UTC Aerospace Systems (UTAS) hopes to close a possible future gap in the UK’s tactical reconnaissance capability, ahead of the planned retirement of the Royal Air Force’s last Panavia Tornado GR4s in 2019.
The Tornado can carry the UTAS-produced Raptor pod, which incorporates the company’s DB-110 sensor, but this is too large in its current guise for integration with the Eurofighter Typhoon. As a result, UTAS is pursuing the use of a smaller pod that could be used by the multirole type, says Stephen Trimble, the company’s director of processing, exploitation and dissemination technology systems.
“We have done the studies, and it will fit on Typhoon,” he says of the new pod design. However, the integration of the DB-110 onto the type is not among a range of currently funded capability enhancements, which will include Tornado-carried weapons such as MBDA’s Storm Shadow cruise missile.
Further details of the UK’s intelligence, surveillance and reconnaissance priorities are expected to be outlined in a new Strategic Defence and Security Review, which will be released around October, but RAF commanders have said there will be no capability gaps left following the Tornado’s retirement.
Meanwhile, UTAS is further developing the DB-110 system’s capabilities, with Trimble saying that a multi-spectral sensor “should be ready in the next year”. The company is also working with Selex ES in the UK to integrate one of the latter’s synthetic aperture radars using the same pod design.
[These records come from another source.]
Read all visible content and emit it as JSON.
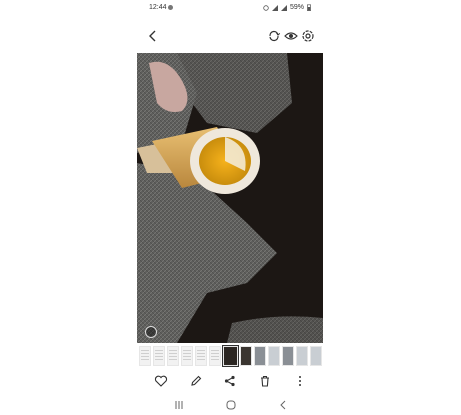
{
  "status": {
    "time": "12:44",
    "battery": "59%"
  },
  "topbar": {
    "icons": [
      "back-icon",
      "rotate-icon",
      "eye-icon",
      "settings-icon"
    ]
  },
  "photo": {
    "subject": "",
    "badge_icon": "remaster-icon"
  },
  "filmstrip": {
    "thumb_count": 13,
    "selected_index": 6
  },
  "actions": {
    "icons": [
      "heart-icon",
      "edit-icon",
      "share-icon",
      "trash-icon",
      "more-icon"
    ]
  },
  "nav": {
    "icons": [
      "recent-apps-icon",
      "home-icon",
      "nav-back-icon"
    ]
  },
  "colors": {
    "background": "#ffffff",
    "icon": "#333333",
    "photo_dark": "#1a1614"
  }
}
This would provide operators with an all-weather reconnaissance capability.
Trimble says the product development work is being pursued “based on feedback from 15 years of operating the DB-110”. Around 70 pods are in current use, with orders having come from Greece, Iraq, Japan, Morocco, Oman, Pakistan, Poland, Saudi Arabia, Turkey, the United Arab Emirates and the UK.